This past week has been a six-hour night every night. The two places I notice it affecting me most is my food choices and my short fuse. If I get the right amount of sleep I have a 90% chance of eating good for me foods in smaller portions. Every minute under that optimal time increases the likelihood I will have a bite here and a lick there of something diet busting. It starts with slightly larger portions of my regular food but then with enough sleep deprivation it can escalate into eating a whole blueberry muffin or lasagna for dinner, like last night.
This morning was the same story. After going to bed at midnight I woke up at six twenty. I got on the scale to find out the lasagna from last night was still with me. I knew that I needed to get control, which had to start with eating right and getting enough sleep. The best part about sleep, outside of feeling better when you wake up, is that you can’t eat when you are sleeping.
Since sleeping at night has not been working I took a nap today.

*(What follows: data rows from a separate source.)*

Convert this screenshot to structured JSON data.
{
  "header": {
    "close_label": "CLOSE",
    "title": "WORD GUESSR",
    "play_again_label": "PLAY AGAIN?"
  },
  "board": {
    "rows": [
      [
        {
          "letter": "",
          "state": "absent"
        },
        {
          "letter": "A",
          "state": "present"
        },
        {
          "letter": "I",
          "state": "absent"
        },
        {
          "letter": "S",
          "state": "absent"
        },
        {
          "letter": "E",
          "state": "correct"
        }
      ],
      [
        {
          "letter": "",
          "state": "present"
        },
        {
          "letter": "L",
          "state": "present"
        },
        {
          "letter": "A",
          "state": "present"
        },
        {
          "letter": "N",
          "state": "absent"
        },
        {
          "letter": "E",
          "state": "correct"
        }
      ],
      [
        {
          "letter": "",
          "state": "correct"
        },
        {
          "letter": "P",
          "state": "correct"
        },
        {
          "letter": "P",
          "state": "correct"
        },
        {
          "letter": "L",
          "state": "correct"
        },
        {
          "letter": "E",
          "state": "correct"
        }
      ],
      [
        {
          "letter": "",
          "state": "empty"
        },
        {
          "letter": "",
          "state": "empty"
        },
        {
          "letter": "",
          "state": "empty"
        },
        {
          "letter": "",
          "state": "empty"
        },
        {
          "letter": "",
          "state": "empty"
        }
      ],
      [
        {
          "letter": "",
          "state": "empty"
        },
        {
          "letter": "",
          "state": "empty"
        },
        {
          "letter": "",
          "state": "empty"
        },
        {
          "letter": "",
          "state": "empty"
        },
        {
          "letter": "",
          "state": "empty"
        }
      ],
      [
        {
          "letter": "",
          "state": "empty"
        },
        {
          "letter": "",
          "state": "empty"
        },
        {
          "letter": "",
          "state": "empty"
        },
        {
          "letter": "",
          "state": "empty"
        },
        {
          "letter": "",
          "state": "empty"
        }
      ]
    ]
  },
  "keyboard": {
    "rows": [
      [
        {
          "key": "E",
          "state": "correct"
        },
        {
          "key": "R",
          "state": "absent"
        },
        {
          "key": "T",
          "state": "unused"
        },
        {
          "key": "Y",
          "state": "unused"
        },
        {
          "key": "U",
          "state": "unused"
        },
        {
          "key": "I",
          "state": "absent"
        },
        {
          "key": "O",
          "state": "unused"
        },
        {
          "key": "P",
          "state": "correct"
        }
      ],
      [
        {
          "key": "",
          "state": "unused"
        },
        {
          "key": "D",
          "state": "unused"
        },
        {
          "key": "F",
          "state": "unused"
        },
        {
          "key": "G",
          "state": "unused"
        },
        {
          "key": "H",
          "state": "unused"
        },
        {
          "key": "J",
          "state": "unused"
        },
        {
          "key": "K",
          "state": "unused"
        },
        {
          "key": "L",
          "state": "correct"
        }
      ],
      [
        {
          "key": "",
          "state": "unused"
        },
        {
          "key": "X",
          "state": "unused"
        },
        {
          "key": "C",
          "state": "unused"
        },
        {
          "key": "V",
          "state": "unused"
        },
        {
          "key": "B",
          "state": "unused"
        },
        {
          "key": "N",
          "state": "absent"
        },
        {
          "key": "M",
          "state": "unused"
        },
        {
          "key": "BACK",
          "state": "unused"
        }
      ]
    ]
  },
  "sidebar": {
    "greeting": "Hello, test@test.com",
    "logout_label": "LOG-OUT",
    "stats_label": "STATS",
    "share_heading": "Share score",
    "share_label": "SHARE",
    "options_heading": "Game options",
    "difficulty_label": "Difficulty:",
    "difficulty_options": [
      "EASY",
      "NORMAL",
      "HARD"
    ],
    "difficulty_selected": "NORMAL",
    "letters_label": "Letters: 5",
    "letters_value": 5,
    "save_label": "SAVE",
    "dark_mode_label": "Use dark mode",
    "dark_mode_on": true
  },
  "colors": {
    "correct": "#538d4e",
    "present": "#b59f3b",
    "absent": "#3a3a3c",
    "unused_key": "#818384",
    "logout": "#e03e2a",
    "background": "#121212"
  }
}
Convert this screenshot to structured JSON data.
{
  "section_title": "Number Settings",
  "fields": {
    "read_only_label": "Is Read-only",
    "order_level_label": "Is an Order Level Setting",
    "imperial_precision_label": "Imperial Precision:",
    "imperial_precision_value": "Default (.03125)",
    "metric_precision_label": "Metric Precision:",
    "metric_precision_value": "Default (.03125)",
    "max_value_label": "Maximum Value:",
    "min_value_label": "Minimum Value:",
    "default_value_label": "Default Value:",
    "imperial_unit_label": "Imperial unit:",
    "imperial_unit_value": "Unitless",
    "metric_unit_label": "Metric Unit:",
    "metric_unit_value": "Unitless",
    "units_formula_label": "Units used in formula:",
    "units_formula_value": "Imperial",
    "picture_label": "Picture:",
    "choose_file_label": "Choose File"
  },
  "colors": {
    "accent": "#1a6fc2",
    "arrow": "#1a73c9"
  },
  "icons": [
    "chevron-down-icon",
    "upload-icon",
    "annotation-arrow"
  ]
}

It is the perfect day for a nap, cold and rainy. Now I have gotten back the hour and a half I should have had last night. I have planned out my dinner of a small bit of leftover smoked pork chop and lots of broccoli and a peach with some milk for dessert. I am staying in, away from people who cause my extroverted personality to want to stay up. I figure I will wake up early tomorrow, which I just can’t help, but at least I am going to do everything possible to get eight hours of sleep and see if it can help me stay on the healthy eating track. Oh yeah, that should also help my short fuse so that my family will be happier too.
This is no news – the more and better quality sleep you get the better you are at either losing weight or maintaining your healthy weight. You don’t have to believe me, there are tons of medical articles on the subject.
I am a good sleeper. I don’t take this for granted. I come from a family full of bad sleepers and I am also married to one.
As a child my youngest sister Janet had the nickname inside our family of “Mutt.” She earned this unattractive name not because she was not cute, but because of her nightly sleeping ritual.
Long after everyone in the house had gone to sleep, Janet would drag her red Snoopy sleeping bag from her bed and walk the very long distance from her room down the hall, up the stairs through both the big and the little living rooms and into my parents bedroom. Silently she would curl up on the sleeping bag at the foot of my parent’s bed, much like a trusted family dog, thus the “Mutt” moniker.
In the night my parent’s bedspread usually fell to the floor covering my sister completely. My mother was already not sleeping well and my father’s snoring did not help.
My mother’s best sleep came after 4:30 when my father would get up to make his long commute to New York City. As he would try to silently leave their room he would invariably kick Janet at the foot of the bed, never learning that she was going to be there for many years.
My husband is a broken sleeper too. He starts in one bed and sleeps for about four hours then wakes up and spends about two or three hours awake and is sometimes able to fall back to sleep, usually in a different place in the house.
I am proof that just being a good sleeper will not make you thin. Russ, as a bad sleeper is thin so it is not making him fat. I think it helps that he does not eat when he is awake in the middle of the night. But if you are sleeping you can’t be eating. And being tired lowers your defenses against boredom or binge eating.
If you are hungry late at night, go to sleep rather than eat. It will keep you from eating that night and if you got a good night’s rest it might keep you from over eating the next day.